## [ASSIGNED TASK]
Below are records with pictures in them; print them exactly, omitting the pictures.

Data about app and page elements:
BEGIN
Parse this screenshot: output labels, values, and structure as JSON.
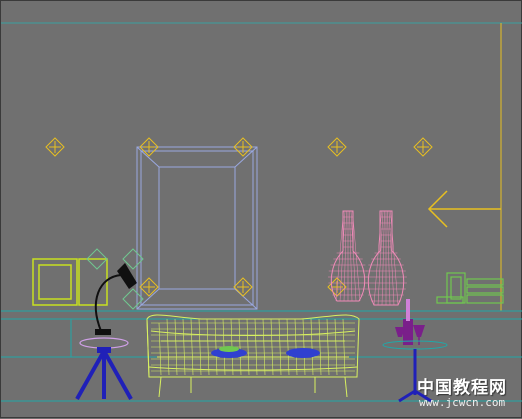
{
  "viewport": {
    "name": "front-viewport",
    "background": "#707070",
    "colors": {
      "light_helper": "#e8c020",
      "frame_wire": "#9aa8e0",
      "vase_wire": "#f08ab8",
      "sofa_wire": "#d8f060",
      "lamp": "#101010",
      "table_legs": "#2020b8",
      "books": "#70c850",
      "shelf_line": "#20a8a8",
      "bowl": "#3040d0",
      "arrow": "#e8c020",
      "wine": "#7a1f8a"
    }
  },
  "watermark": {
    "line1": "中国教程网",
    "line2": "www.jcwcn.com"
  }
}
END
## [SOLVED PROBLEM]
Parse this screenshot: output labels, values, and structure as JSON.
{
  "viewport": {
    "name": "front-viewport",
    "background": "#707070",
    "colors": {
      "light_helper": "#e8c020",
      "frame_wire": "#9aa8e0",
      "vase_wire": "#f08ab8",
      "sofa_wire": "#d8f060",
      "lamp": "#101010",
      "table_legs": "#2020b8",
      "books": "#70c850",
      "shelf_line": "#20a8a8",
      "bowl": "#3040d0",
      "arrow": "#e8c020",
      "wine": "#7a1f8a"
    }
  },
  "watermark": {
    "line1": "中国教程网",
    "line2": "www.jcwcn.com"
  }
}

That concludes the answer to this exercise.